HOWE, George (1771-1821) (printer)
[EARLY SYDNEY PRINTING] Receipt for payment of quit rent made to the Crown by Edward Robinson. Sydney, 29 January 1806.
Sydney, NSW : [George Howe, Government Printer], [printed 1802-06]. Printed in black ink on laid paper, 40 x 98 mm; manuscript date of 29 January 1806, with further clerical entries recording the receipt from Edwd. Robinson of 11 shillings, ‘being the Amount of one Year’s Quit-Rent due to the Crown the 28th of Sept. 1805 on one Grant and one Lease.’; signed D.D. Mann (David Dickenson Mann, government clerk); complete and fine.
There can be little doubt that this official receipt from the Crown, made out to Edward Robinson for his (slightly overdue) annual quit rent payments for the year 1805, was printed by George Howe on the same wooden screw-press that had arrived with the First Fleet, and had been used by George Hughes to print the oldest known Australian imprints. It is an extremely early example of an ephemeral Australian printing, which could conceivably have been printed anywhere between 1802, when Howe was made Government Printer, and January 1806, when the receipt was dated and signed by Mann. Its diminutive size reflects the imperative to conserve the limited stocks of paper and ink in the fledgling colony.
GEORGE HOWE & EARLY PRINTING IN SYDNEY
George Howe (1771-1821) was the son of a government printer on Basseterre, Saint Christopher Island (Saint Kitts). As a young man he went to London and worked as a journeyman printer for The Times newspaper. In 1799 he was convicted of larceny and sentenced to death, but this was commuted to transportation for life to New South Wales. Howe arrived in Sydney in November 1800.
The first issue of Australia’s first newspaper, The Sydney Gazette, and New South Wales Advertiser, was published on Saturday, March 5, 1803, by Howe, who had been appointed Government Printer due to his experience working on the London Times. In a despatch to Lord Hobart dated May 9, 1803, Governor King refers to George Howe as an ‘ingenious man’ (Ferguson 383). Howe not only printed but was also the editor of the Gazette, although the content of the newspaper – published under the initiative of Governor King – was under strict government censorship. The paper was printed on a small wooden screw-press which had been brought to the colony by Arthur Phillip in the First Fleet, along with some metal type, paper and ink. (It would not be long before ink had to be improvised using local resources: a charcoal base mixed with fat, whale and fish oils, and tree resins). David Collins (Account of the English Colony in New South Wales) noted in November 1795 that a young printer, George Hughes, had used the press to print numerous government notices and orders. Copies of some of these ephemeral printed items are held in the Record Office, London (Ferguson, Foster & Green.The Howes and their Press, p 15). This almost certainly makes Hughes responsible for the very earliest Australian imprints (Ferguson, op. cit.), of which the oldest to have survived is a playbill dated 30 July 1796 (now in the National Library of Australia). George Howe used the same press to print the colony’s first book, The New South Wales General Standing Orders, in 1802 – probably confirming him as the colony’s second printer – and also its second, the first edition of the New South Wales pocket almanack and colonial remembrancer, in 1806. In May 1804 a complete set of new type had been brought from London, although it would not be until 1814 that a replacement for the wooden screw-press – a new iron Stanhope printing press, ordered by Governor Macquarie – would arrive.

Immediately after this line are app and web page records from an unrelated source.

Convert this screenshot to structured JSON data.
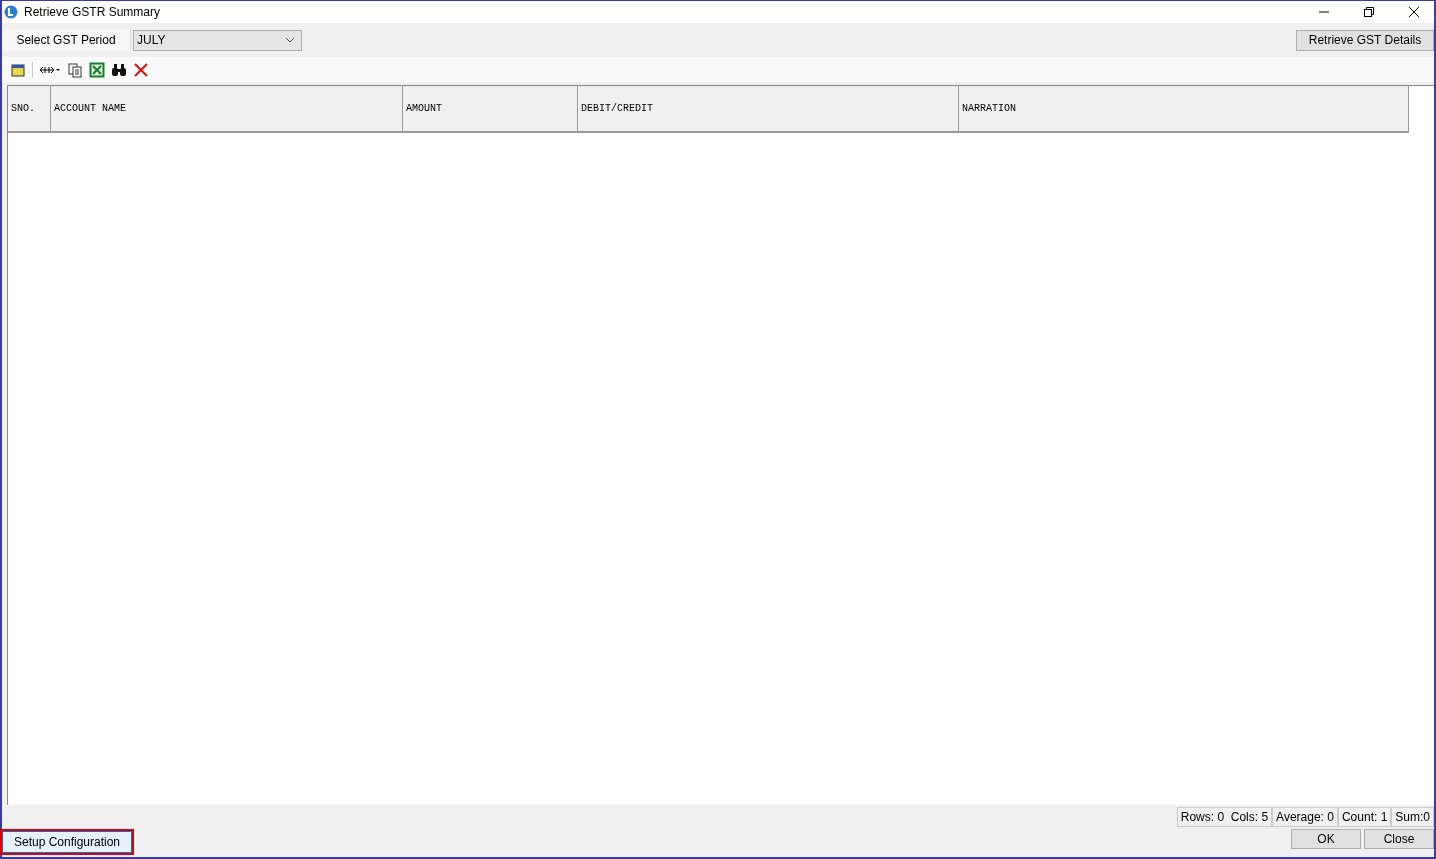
{
  "window": {
    "title": "Retrieve GSTR Summary"
  },
  "period": {
    "label": "Select GST Period",
    "value": "JULY"
  },
  "retrieve_button": "Retrieve GST Details",
  "toolbar": [
    {
      "kind": "window"
    },
    {
      "kind": "separator"
    },
    {
      "kind": "resize"
    },
    {
      "kind": "copy"
    },
    {
      "kind": "excel"
    },
    {
      "kind": "find"
    },
    {
      "kind": "delete"
    }
  ],
  "table": {
    "columns": [
      "SNO.",
      "ACCOUNT NAME",
      "AMOUNT",
      "DEBIT/CREDIT",
      "NARRATION"
    ]
  },
  "status_bar": [
    "Rows: 0  Cols: 5",
    "Average: 0",
    "Count: 1",
    "Sum:0"
  ],
  "buttons": [
    {
      "label": "OK"
    },
    {
      "label": "Close"
    }
  ],
  "setup_button": {
    "label": "Setup Configuration",
    "focused": true
  }
}
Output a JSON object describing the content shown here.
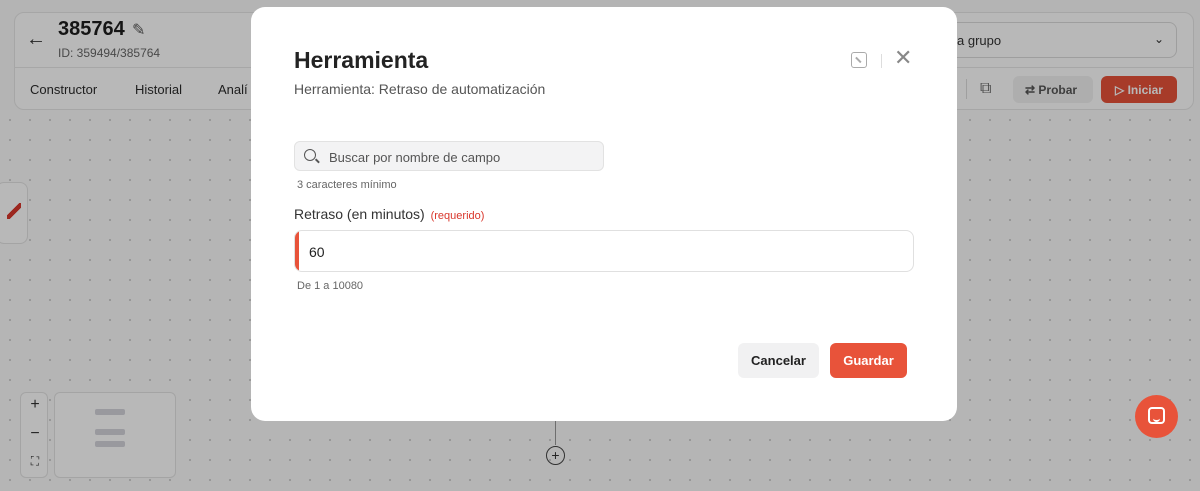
{
  "header": {
    "title": "385764",
    "id_text": "ID: 359494/385764",
    "group_select_value": "a grupo",
    "tabs": [
      {
        "label": "Constructor"
      },
      {
        "label": "Historial"
      },
      {
        "label": "Analí"
      }
    ],
    "probar_label": "Probar",
    "iniciar_label": "Iniciar"
  },
  "modal": {
    "title": "Herramienta",
    "subtitle": "Herramienta: Retraso de automatización",
    "search": {
      "placeholder": "Buscar por nombre de campo",
      "value": "",
      "hint": "3 caracteres mínimo"
    },
    "delay_field": {
      "label": "Retraso (en minutos)",
      "required_text": "(requerido)",
      "value": "60",
      "range_hint": "De 1 a 10080"
    },
    "cancel_label": "Cancelar",
    "save_label": "Guardar"
  },
  "colors": {
    "accent": "#e8533a",
    "required": "#d9362b"
  },
  "icons": {
    "back": "arrow-left-icon",
    "edit": "pencil-icon",
    "copy": "copy-icon",
    "probar": "swap-icon",
    "iniciar": "play-icon",
    "expand": "expand-icon",
    "close": "close-icon",
    "search": "search-icon",
    "zoom_in": "plus-icon",
    "zoom_out": "minus-icon",
    "fit": "fit-view-icon",
    "add_node": "add-circle-icon",
    "chat": "chat-icon"
  }
}
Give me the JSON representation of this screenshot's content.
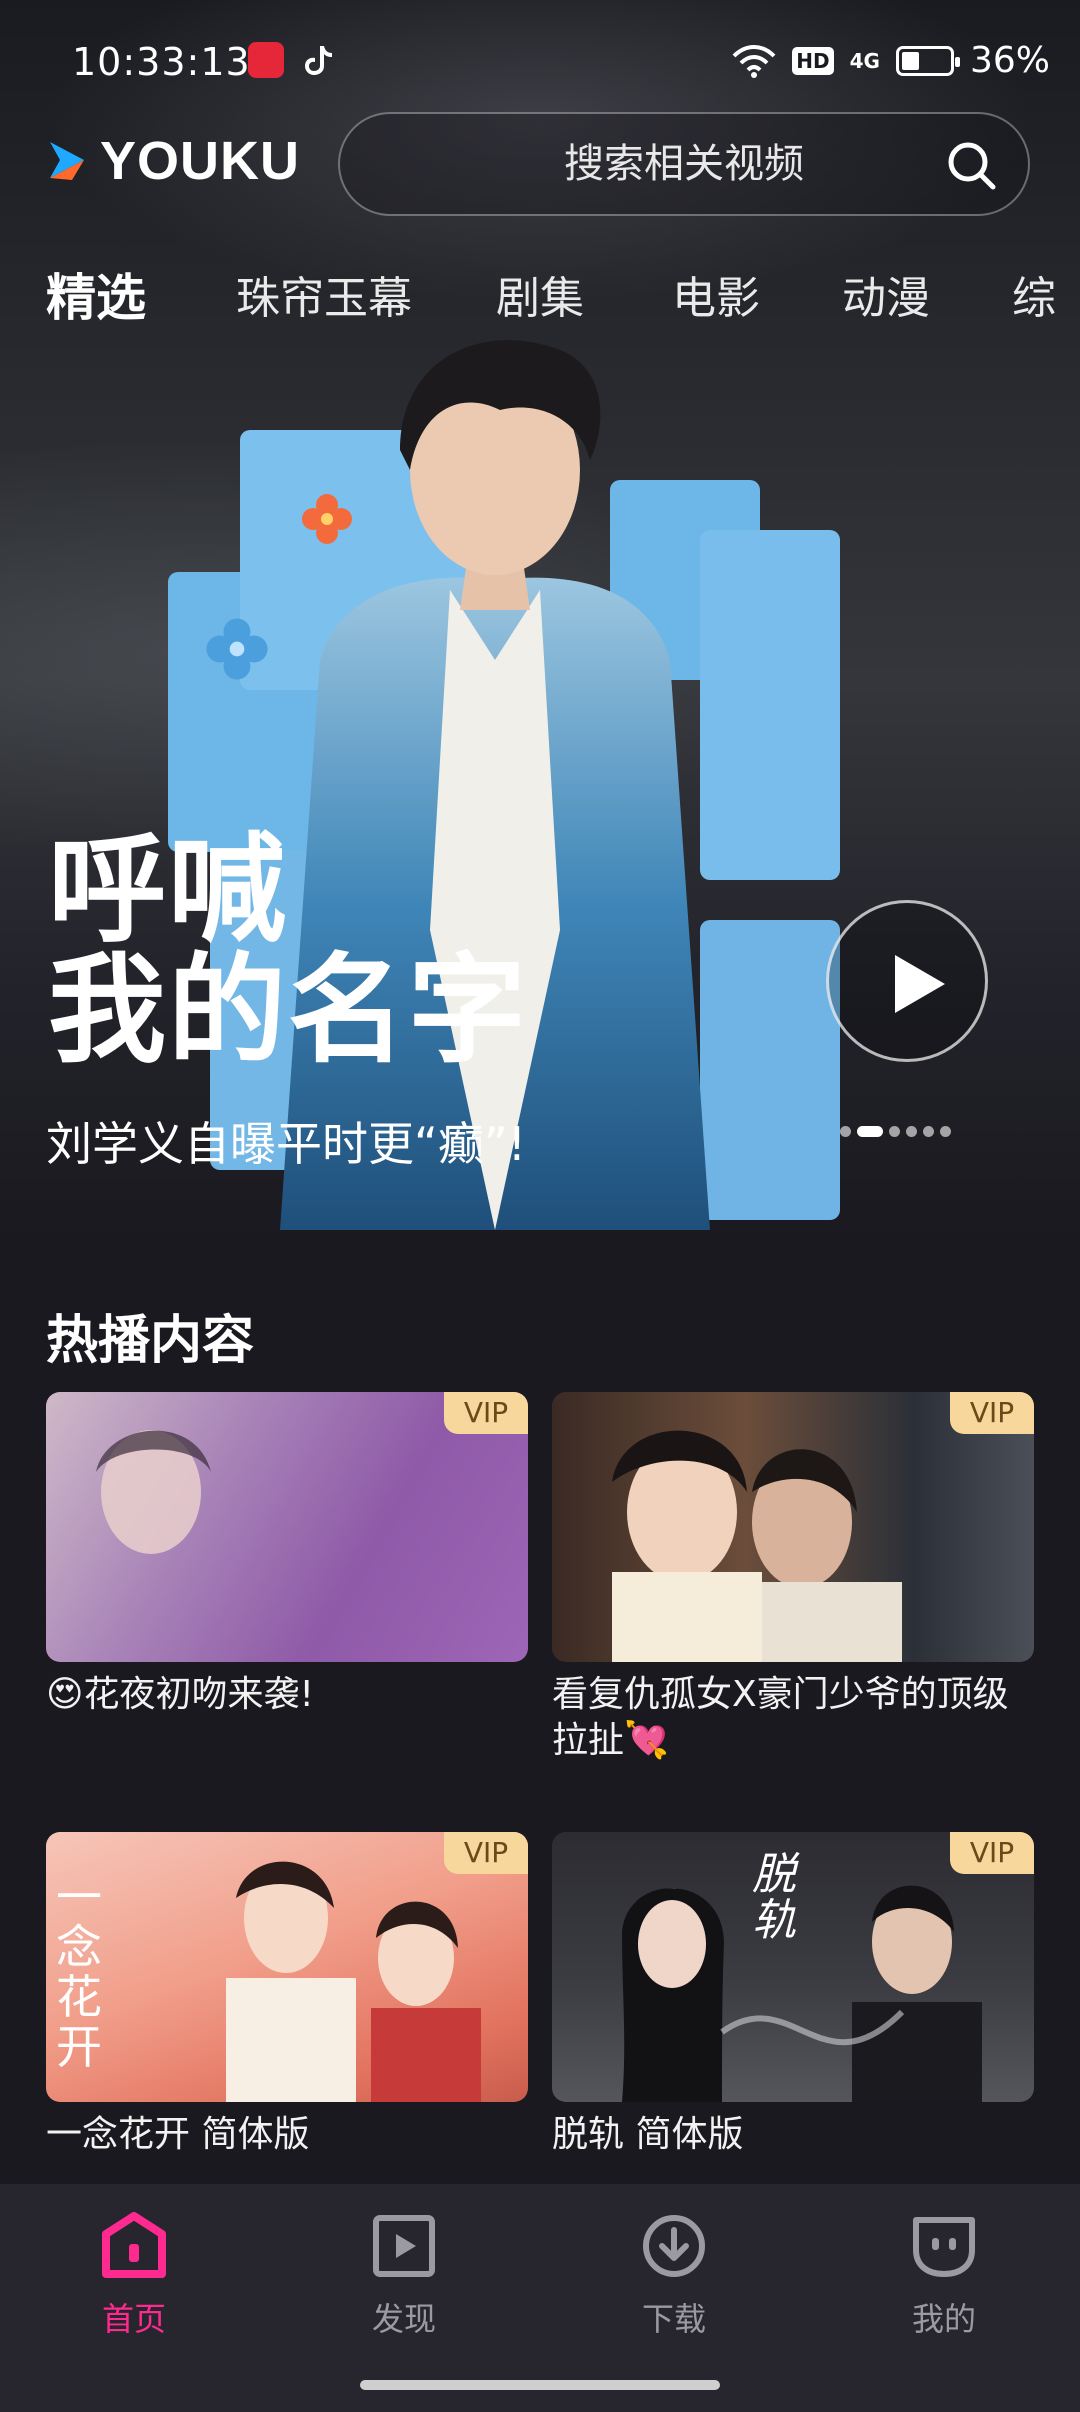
{
  "status_bar": {
    "time": "10:33:13",
    "hd_label": "HD",
    "network_label": "4G",
    "battery": "36%",
    "battery_level": 0.36
  },
  "header": {
    "logo_text": "YOUKU",
    "search_placeholder": "搜索相关视频"
  },
  "tabs": [
    {
      "label": "精选",
      "active": true
    },
    {
      "label": "珠帘玉幕"
    },
    {
      "label": "剧集"
    },
    {
      "label": "电影"
    },
    {
      "label": "动漫"
    },
    {
      "label": "综"
    }
  ],
  "hero": {
    "title_line1": "呼喊",
    "title_line2": "我的名字",
    "subtitle": "刘学义自曝平时更“癫”!",
    "carousel_dots": 6,
    "carousel_active": 1
  },
  "hot": {
    "title": "热播内容",
    "vip_label": "VIP",
    "items": [
      {
        "title": "😍花夜初吻来袭!"
      },
      {
        "title": "看复仇孤女X豪门少爷的顶级拉扯💘"
      },
      {
        "title": "一念花开 简体版",
        "poster_text": "一念花开"
      },
      {
        "title": "脱轨 简体版",
        "poster_text": "脱轨"
      }
    ]
  },
  "bottom_nav": [
    {
      "label": "首页",
      "icon": "home-icon",
      "active": true
    },
    {
      "label": "发现",
      "icon": "discover-play-icon"
    },
    {
      "label": "下载",
      "icon": "download-icon"
    },
    {
      "label": "我的",
      "icon": "profile-face-icon"
    }
  ],
  "colors": {
    "accent": "#ff2a8f",
    "vip_badge": "#f7d79b",
    "background": "#1a191f",
    "nav_bg": "#27262e"
  }
}
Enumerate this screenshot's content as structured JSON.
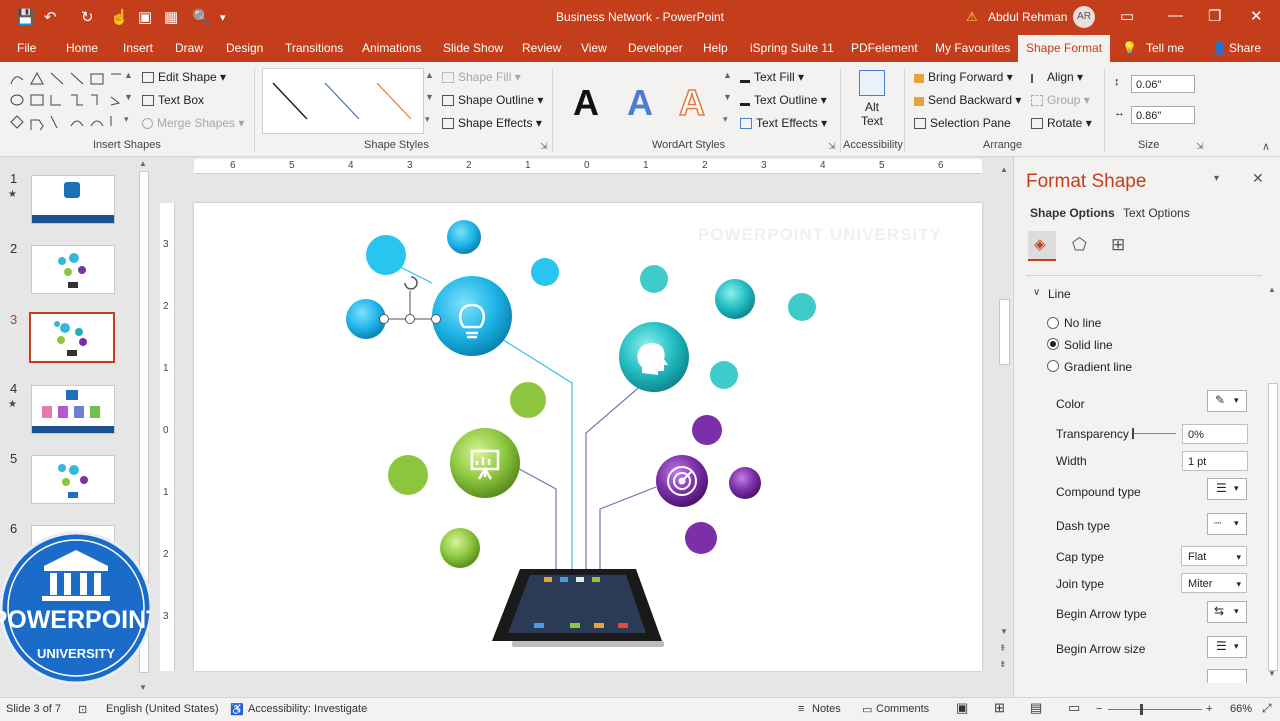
{
  "app": {
    "title": "Business Network - PowerPoint",
    "user": "Abdul Rehman",
    "initials": "AR",
    "accent": "#c43e1c"
  },
  "tabs": [
    "File",
    "Home",
    "Insert",
    "Draw",
    "Design",
    "Transitions",
    "Animations",
    "Slide Show",
    "Review",
    "View",
    "Developer",
    "Help",
    "iSpring Suite 11",
    "PDFelement",
    "My Favourites",
    "Shape Format",
    "Tell me",
    "Share"
  ],
  "ribbon": {
    "insert_shapes": {
      "edit_shape": "Edit Shape",
      "text_box": "Text Box",
      "merge_shapes": "Merge Shapes",
      "label": "Insert Shapes"
    },
    "shape_styles": {
      "fill": "Shape Fill",
      "outline": "Shape Outline",
      "effects": "Shape Effects",
      "label": "Shape Styles"
    },
    "wordart": {
      "letter": "A",
      "text_fill": "Text Fill",
      "text_outline": "Text Outline",
      "text_effects": "Text Effects",
      "label": "WordArt Styles"
    },
    "accessibility": {
      "alt_text_1": "Alt",
      "alt_text_2": "Text",
      "label": "Accessibility"
    },
    "arrange": {
      "bring_forward": "Bring Forward",
      "send_backward": "Send Backward",
      "selection_pane": "Selection Pane",
      "align": "Align",
      "group": "Group",
      "rotate": "Rotate",
      "label": "Arrange"
    },
    "size": {
      "height": "0.06\"",
      "width": "0.86\"",
      "label": "Size"
    }
  },
  "ruler": {
    "labels": [
      "6",
      "5",
      "4",
      "3",
      "2",
      "1",
      "0",
      "1",
      "2",
      "3",
      "4",
      "5",
      "6"
    ],
    "vlabels": [
      "3",
      "2",
      "1",
      "0",
      "1",
      "2",
      "3"
    ]
  },
  "slides": [
    {
      "num": "1",
      "star": "★"
    },
    {
      "num": "2",
      "star": ""
    },
    {
      "num": "3",
      "star": ""
    },
    {
      "num": "4",
      "star": "★"
    },
    {
      "num": "5",
      "star": ""
    },
    {
      "num": "6",
      "star": ""
    }
  ],
  "slide": {
    "watermark": "POWERPOINT UNIVERSITY"
  },
  "logo": {
    "line1": "POWERPOINT",
    "line2": "UNIVERSITY"
  },
  "pane": {
    "title": "Format Shape",
    "tab_shape": "Shape Options",
    "tab_text": "Text Options",
    "section": "Line",
    "options": [
      "No line",
      "Solid line",
      "Gradient line"
    ],
    "color": "Color",
    "transparency": "Transparency",
    "transparency_value": "0%",
    "width": "Width",
    "width_value": "1 pt",
    "compound": "Compound type",
    "dash": "Dash type",
    "cap": "Cap type",
    "cap_value": "Flat",
    "join": "Join type",
    "join_value": "Miter",
    "begin_arrow_type": "Begin Arrow type",
    "begin_arrow_size": "Begin Arrow size"
  },
  "status": {
    "slide": "Slide 3 of 7",
    "language": "English (United States)",
    "accessibility": "Accessibility: Investigate",
    "notes": "Notes",
    "comments": "Comments",
    "zoom": "66%"
  }
}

Yorkshireman Edward Robinson (c.1754-1820) arrived in Australia as a convict on the Third Fleet in October 1791. He went on to become a respected citizen of the Hawkesbury River district – a landowner, sheep farmer and, later in life, an innkeeper. He had been granted 30 acres of land on the river at Hawkesbury in the District of Mulgrove Place in December 1794. In September 1802 he was granted a further 100 acres at a lagoon nearby, which was called Robinson’s Lagoon. The 1805 quit rent of 11 shillings which Robinson paid the Crown was for these two holdings. Around this time he had a flock of around 200 sheep, and it is known that he informed Governor King of his wish to experiment with merinos. In 1809 he would receive a further grant to lease 1 3/4 acres 25 rods in Sydney Town, and be granted 80 acres at Upper Nelson. Robinson was the proprietor of a tavern known as the Sign of the York Roses from 1809 through to 1815. A short time before his death in June 1820, he was issued a hotel licence for an establishment on the Sydney Road. He died at the Half Way House, an inn on the Parramatta Road today known as the Horse and Jockey, on 6 June 1820, and was buried in the Devonshire Street Cemetery.